By adopting the ‘personal productivity’ approach to my work I was able to create a much more efficient work-life balance, which resulted in the highest grades I had achieved throughout my three years at university. Not only had the balance meant I was incorporating healthy living habits into my life such as exercise, downtime and socialising but I was also reaping the rewards of my study time; all of these combined had an incredible impact on my mental health, confidence and optimism for the future.
My current idea of a perfect day is one that I would like to carry with me for years to come, as I have found that it not only enables me to feel refreshed and positive in the short-term, but also enables me to reach long-term goals, in regard to health and academic progress while maintaining an active social life and opportunity for self-care. I am now able to see self-care as a form of productivity.
In regard to future productivity at work, I feel that this will lead to more efficient use of my time at work and better quality outcomes. Bubonya et al. (2017) demonstrated the association between poor mental health and higher absenteeism and presenteeism rates. This is further supported by a cross-sectional study conducted by Dyrbye et al., (2019) highlighted the negative relationship between burnout, absenteeism and job performance. Reducing job stress and promoting wellbeing were recommended to increase work productivity.
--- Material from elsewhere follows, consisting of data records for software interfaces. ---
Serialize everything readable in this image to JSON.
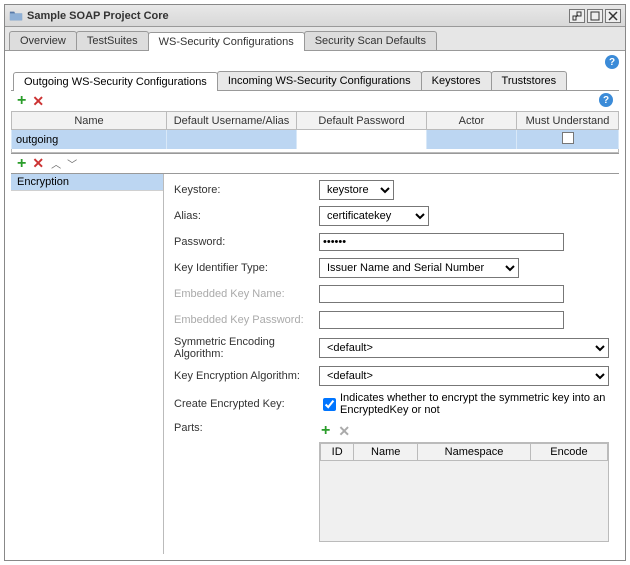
{
  "titlebar": {
    "title": "Sample SOAP Project Core"
  },
  "main_tabs": [
    "Overview",
    "TestSuites",
    "WS-Security Configurations",
    "Security Scan Defaults"
  ],
  "main_tab_active": 2,
  "ws_tabs": [
    "Outgoing WS-Security Configurations",
    "Incoming WS-Security Configurations",
    "Keystores",
    "Truststores"
  ],
  "ws_tab_active": 0,
  "outgoing_table": {
    "headers": [
      "Name",
      "Default Username/Alias",
      "Default Password",
      "Actor",
      "Must Understand"
    ],
    "rows": [
      {
        "name": "outgoing",
        "alias": "",
        "password": "",
        "actor": "",
        "must_understand": false
      }
    ]
  },
  "entries_list": [
    "Encryption"
  ],
  "form": {
    "labels": {
      "keystore": "Keystore:",
      "alias": "Alias:",
      "password": "Password:",
      "key_identifier_type": "Key Identifier Type:",
      "embedded_key_name": "Embedded Key Name:",
      "embedded_key_password": "Embedded Key Password:",
      "sym_enc_algo": "Symmetric Encoding Algorithm:",
      "key_enc_algo": "Key Encryption Algorithm:",
      "create_enc_key": "Create Encrypted Key:",
      "parts": "Parts:"
    },
    "values": {
      "keystore": "keystore",
      "alias": "certificatekey",
      "password": "••••••",
      "key_identifier_type": "Issuer Name and Serial Number",
      "embedded_key_name": "",
      "embedded_key_password": "",
      "sym_enc_algo": "<default>",
      "key_enc_algo": "<default>",
      "create_enc_key": true,
      "create_enc_key_desc": "Indicates whether to encrypt the symmetric key into an EncryptedKey or not"
    },
    "parts_headers": [
      "ID",
      "Name",
      "Namespace",
      "Encode"
    ]
  }
}
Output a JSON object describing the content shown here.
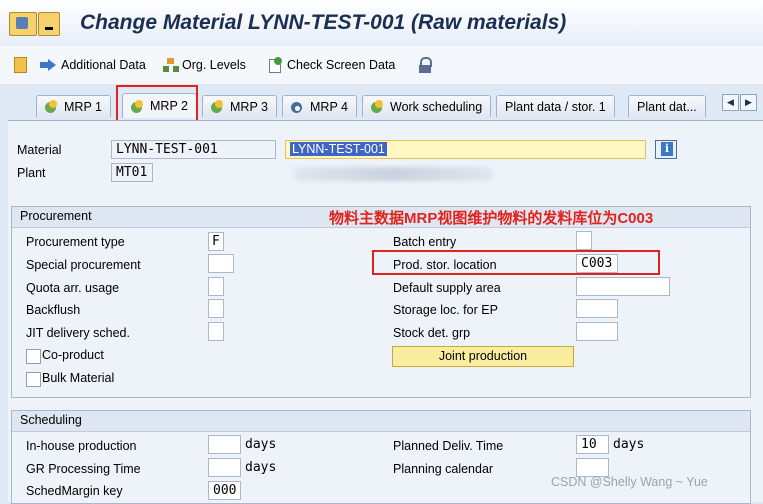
{
  "window": {
    "title": "Change Material LYNN-TEST-001 (Raw materials)"
  },
  "toolbar": {
    "additional_data": "Additional Data",
    "org_levels": "Org. Levels",
    "check_screen_data": "Check Screen Data"
  },
  "tabs": [
    {
      "label": "MRP 1"
    },
    {
      "label": "MRP 2"
    },
    {
      "label": "MRP 3"
    },
    {
      "label": "MRP 4"
    },
    {
      "label": "Work scheduling"
    },
    {
      "label": "Plant data / stor. 1"
    },
    {
      "label": "Plant dat..."
    }
  ],
  "header": {
    "material_label": "Material",
    "material_value": "LYNN-TEST-001",
    "material_desc": "LYNN-TEST-001",
    "plant_label": "Plant",
    "plant_value": "MT01"
  },
  "procurement": {
    "title": "Procurement",
    "annotation": "物料主数据MRP视图维护物料的发料库位为C003",
    "procurement_type_label": "Procurement type",
    "procurement_type_value": "F",
    "special_procurement_label": "Special procurement",
    "quota_label": "Quota arr. usage",
    "backflush_label": "Backflush",
    "jit_label": "JIT delivery sched.",
    "coproduct_label": "Co-product",
    "bulk_label": "Bulk Material",
    "batch_entry_label": "Batch entry",
    "prod_stor_label": "Prod. stor. location",
    "prod_stor_value": "C003",
    "default_supply_label": "Default supply area",
    "storage_ep_label": "Storage loc. for EP",
    "stock_det_label": "Stock det. grp",
    "joint_production": "Joint production"
  },
  "scheduling": {
    "title": "Scheduling",
    "inhouse_label": "In-house production",
    "inhouse_unit": "days",
    "gr_label": "GR Processing Time",
    "gr_unit": "days",
    "schedmargin_label": "SchedMargin key",
    "schedmargin_value": "000",
    "planned_deliv_label": "Planned Deliv. Time",
    "planned_deliv_value": "10",
    "planned_deliv_unit": "days",
    "planning_calendar_label": "Planning calendar"
  },
  "watermark": "CSDN @Shelly Wang ~ Yue"
}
For this reason, finding a healthy work-life balance will be a key concern for me going forward, and hopefully also for employers across the nation.